- Buying Securities on Open Market: When central banks purchase government securities on an open market, it injects reserves into the banking system, creating downward pressure on the interest rate, which further encourages borrowing and money supply.
Contractionary Monetary Policy: In contrary to the expansionary monetary policy, the contractionary monetary policy is aimed at reducing the amount of money circulating in an economy. Therefore, central banks take opposite actions in expansionary monetary policy to reduce the money supply, which include:
- Increasing the short-term interest rates
- Bolstering the Reserve Requirements
- Selling Securities on Open Market
How Can You Differentiate Between Conventional and Unconventional Monetary Policy?
Economists often classify monetary policy based on conventional and non-conventional monetary policy, differing on the basis of tools used by central banks to control the money supply.
Conventional Monetary Policy: It involves central banks altering the short-term interest rates or their key policy interest rate to attain economic objectives. The interest rate changes influence individuals’ decision to save or consume and business decisions to produce, thereby affecting economic activity.
This kind of policy is majorly aimed at achieving goals for employment, inflation and aggregate demand. While increasing interest rates diminishes growth in employment and aggregate demand and puts a downward strain on inflation, reducing interest rates promotes growth in employment and aggregate demand while putting upward pressure on inflation.
Unconventional Monetary Policy: As against conventional monetary policy, the unconventional policy involves usage of different tools other than interest rates by central banks, which comprise:
- negative interest rates
- asset purchases (quantitative easing)
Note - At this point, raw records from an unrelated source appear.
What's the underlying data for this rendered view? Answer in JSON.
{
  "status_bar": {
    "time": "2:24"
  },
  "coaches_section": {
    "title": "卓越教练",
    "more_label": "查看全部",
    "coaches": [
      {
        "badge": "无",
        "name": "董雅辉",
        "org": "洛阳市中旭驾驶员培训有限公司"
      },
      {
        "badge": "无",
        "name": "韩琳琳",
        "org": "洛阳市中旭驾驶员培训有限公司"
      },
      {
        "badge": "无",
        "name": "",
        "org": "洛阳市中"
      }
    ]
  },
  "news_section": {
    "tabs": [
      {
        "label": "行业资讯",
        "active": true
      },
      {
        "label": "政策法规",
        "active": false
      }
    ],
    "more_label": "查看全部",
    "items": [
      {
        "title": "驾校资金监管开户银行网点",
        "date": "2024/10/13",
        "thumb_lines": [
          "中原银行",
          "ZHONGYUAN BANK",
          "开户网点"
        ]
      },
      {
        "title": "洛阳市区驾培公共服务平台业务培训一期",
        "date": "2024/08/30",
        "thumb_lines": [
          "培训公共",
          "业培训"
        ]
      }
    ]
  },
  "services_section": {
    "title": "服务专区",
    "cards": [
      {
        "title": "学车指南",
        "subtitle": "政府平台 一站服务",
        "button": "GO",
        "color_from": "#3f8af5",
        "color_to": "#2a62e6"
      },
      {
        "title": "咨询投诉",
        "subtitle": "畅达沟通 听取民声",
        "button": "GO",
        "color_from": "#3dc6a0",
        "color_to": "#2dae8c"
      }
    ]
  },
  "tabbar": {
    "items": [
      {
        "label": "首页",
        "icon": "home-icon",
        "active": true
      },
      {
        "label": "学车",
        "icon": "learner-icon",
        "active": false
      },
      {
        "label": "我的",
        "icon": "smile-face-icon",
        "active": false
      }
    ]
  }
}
- extended liquidity operations
- forward guidance
How does Monetary Policy Help in Financial Crisis?
Looking at previous episodes of recession, Policy responses have been seen to play an integral role in containing the economic and financial shocks. Central Banks have been seen to use a combination of interest rate cuts (Conventional Monetary Policy Tools), Open Market Operations (Quantitative Easing) and Reserve Requirements.
Global Financial Crisis during 2008-10 displayed the sharpest dip in the world economy since the 1930s Great Depression. Experts suggest that effective policy implementation was successful in averting another global depression.
Global Banks were seen to rely aggressively on monetary policy tools in order to stabilize prices, output, employment and alleviate financial market shocks. What raised concerns for the monetary authorities during the Global Financial Crisis were slow recoveries witnessed in many advanced economies, with a disappointing scenario on meeting the inflation targets, output growth and job scenario. For instance, the US unemployment rate was seen to be returning to pre-crisis levels in 2016.
There was an emergence of broad-based debate if the monetary tools are generally less effective during the crisis, witnessing a dent on transmission channels amidst high financial distress, low business sentiments, reduced consumer confidence and considerable balance sheet adjustments of financial institutions.
Also, there were questions on the appropriate depth and intensity of policy accommodation, as a protracted period of loose monetary policy may see some economic distortions during a period of crisis.
While these questions have opposing answers, appropriate mix of monetary policy and fiscal policy, no doubt ease out the economic recovery post crisis. However, the duration and shape of recovery may differ depending on varied circumstances.
Moreover, the effectiveness of negative interest rates, in aiding the growth prospects during an adverse crisis as during Global Virus Crisis (2020), is also under the debate scanner of policymakers. And, the combination of monetary policy and fiscal effectiveness is also not showing the desired results on employment and growth prospects.
Must Read! Can Negative Interest Rates help Economies?